Stored data entries:
=-=-=-=-=
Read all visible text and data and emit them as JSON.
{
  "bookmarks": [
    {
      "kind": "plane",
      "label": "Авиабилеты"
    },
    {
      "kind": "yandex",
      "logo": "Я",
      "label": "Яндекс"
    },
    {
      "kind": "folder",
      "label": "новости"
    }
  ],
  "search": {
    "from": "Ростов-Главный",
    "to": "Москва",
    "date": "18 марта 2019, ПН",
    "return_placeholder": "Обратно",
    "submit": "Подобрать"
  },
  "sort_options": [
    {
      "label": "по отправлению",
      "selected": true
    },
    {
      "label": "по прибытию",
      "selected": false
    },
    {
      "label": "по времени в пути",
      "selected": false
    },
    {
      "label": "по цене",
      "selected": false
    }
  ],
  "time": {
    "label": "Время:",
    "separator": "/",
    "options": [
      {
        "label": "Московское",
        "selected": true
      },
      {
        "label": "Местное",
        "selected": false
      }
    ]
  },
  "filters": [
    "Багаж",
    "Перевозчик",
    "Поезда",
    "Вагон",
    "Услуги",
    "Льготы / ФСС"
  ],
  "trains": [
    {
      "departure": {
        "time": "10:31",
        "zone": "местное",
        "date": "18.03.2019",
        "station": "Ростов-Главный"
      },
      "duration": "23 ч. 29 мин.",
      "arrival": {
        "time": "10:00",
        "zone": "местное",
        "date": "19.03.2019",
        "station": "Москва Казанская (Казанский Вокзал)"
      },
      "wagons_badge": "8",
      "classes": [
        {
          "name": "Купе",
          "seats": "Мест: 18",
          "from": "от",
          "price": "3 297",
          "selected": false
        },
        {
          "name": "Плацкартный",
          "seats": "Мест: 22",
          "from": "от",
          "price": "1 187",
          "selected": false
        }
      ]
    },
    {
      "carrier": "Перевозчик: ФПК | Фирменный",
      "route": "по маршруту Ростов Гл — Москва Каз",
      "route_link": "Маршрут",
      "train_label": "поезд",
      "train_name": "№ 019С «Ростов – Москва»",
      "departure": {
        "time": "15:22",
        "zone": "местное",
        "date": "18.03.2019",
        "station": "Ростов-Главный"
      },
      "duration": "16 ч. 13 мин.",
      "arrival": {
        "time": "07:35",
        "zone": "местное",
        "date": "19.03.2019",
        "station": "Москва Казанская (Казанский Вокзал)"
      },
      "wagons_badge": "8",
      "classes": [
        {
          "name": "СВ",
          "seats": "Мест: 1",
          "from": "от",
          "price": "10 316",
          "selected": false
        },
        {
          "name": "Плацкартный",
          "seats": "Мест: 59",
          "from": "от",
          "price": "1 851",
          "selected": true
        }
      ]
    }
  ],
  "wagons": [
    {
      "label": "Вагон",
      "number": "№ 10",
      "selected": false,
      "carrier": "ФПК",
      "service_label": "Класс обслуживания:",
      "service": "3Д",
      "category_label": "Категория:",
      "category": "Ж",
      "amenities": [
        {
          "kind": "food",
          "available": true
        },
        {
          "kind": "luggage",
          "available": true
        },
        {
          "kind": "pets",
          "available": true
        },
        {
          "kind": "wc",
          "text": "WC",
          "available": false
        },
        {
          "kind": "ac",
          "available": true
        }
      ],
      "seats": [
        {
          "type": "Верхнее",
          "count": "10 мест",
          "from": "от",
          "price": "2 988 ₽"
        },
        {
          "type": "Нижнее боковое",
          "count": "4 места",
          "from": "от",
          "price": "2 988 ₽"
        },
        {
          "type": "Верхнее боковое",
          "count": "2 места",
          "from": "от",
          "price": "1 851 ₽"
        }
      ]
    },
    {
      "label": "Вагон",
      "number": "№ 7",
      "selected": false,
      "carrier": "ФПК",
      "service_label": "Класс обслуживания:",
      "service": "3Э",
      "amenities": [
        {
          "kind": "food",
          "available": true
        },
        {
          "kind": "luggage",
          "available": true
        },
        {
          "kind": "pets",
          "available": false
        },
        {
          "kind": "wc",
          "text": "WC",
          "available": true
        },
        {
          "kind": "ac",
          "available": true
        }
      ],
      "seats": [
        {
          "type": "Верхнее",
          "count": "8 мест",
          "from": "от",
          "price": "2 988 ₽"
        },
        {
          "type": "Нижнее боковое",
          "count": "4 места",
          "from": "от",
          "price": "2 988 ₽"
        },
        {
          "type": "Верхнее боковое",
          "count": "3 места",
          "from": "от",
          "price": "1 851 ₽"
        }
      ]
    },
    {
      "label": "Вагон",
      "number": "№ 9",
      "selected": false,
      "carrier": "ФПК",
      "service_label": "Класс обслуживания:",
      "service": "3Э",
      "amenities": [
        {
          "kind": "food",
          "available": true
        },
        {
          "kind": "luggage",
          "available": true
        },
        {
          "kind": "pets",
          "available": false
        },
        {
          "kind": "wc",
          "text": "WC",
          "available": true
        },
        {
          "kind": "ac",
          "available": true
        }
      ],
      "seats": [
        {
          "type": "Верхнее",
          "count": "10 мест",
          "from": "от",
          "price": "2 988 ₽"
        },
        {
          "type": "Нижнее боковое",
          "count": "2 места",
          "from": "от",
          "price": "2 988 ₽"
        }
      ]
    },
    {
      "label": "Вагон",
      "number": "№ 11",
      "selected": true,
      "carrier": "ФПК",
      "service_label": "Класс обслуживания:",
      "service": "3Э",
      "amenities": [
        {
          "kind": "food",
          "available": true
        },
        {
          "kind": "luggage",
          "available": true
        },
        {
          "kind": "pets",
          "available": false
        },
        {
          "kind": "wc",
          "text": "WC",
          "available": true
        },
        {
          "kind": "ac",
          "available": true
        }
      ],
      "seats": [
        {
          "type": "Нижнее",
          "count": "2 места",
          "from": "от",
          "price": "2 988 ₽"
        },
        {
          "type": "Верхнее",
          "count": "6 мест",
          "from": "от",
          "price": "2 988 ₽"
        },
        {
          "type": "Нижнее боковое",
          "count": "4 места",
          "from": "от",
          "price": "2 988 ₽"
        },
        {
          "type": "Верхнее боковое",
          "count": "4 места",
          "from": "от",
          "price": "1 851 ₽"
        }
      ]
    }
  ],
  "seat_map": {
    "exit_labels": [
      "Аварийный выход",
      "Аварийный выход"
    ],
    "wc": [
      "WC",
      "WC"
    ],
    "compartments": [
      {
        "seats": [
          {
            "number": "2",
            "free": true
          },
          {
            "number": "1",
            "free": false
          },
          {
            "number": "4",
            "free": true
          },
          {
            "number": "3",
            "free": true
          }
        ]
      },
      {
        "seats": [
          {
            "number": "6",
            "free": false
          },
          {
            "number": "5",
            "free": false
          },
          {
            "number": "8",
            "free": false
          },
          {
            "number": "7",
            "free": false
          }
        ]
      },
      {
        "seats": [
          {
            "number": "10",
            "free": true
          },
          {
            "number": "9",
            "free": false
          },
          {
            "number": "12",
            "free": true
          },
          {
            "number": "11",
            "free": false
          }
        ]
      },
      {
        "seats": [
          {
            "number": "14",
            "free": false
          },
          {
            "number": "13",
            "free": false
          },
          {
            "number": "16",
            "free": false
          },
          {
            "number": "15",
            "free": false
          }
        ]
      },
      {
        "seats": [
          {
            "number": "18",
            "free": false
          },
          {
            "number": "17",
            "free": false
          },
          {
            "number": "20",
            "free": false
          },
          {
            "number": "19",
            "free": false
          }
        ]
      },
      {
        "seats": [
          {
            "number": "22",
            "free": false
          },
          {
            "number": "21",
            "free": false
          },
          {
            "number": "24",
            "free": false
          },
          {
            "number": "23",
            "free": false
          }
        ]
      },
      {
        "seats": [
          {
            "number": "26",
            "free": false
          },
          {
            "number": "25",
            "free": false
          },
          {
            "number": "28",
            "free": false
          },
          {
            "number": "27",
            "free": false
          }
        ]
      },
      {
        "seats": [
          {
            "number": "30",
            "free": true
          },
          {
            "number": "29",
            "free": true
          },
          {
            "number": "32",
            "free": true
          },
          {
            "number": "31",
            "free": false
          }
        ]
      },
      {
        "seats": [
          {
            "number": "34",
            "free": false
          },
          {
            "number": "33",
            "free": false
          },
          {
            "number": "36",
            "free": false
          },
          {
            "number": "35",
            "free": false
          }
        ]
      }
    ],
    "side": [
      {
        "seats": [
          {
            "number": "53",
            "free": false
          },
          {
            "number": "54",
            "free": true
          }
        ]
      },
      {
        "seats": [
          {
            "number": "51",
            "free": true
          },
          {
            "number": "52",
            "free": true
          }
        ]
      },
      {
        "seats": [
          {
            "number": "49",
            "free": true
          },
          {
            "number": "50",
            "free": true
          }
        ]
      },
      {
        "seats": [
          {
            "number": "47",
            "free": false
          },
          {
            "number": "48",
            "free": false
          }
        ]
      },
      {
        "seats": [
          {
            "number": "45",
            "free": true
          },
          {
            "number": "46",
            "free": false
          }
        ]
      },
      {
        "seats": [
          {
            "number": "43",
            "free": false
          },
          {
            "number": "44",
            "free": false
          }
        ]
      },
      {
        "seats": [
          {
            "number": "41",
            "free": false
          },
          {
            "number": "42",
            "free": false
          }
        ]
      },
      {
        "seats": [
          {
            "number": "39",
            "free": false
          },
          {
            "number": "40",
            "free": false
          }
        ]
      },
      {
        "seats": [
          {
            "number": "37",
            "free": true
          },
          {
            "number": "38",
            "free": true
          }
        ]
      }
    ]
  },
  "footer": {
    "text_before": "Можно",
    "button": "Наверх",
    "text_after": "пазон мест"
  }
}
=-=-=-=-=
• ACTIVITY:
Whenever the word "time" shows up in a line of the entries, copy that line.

• RESPONSE:
  "time": {
        "time": "10:31",
        "time": "10:00",
        "time": "15:22",
        "time": "07:35",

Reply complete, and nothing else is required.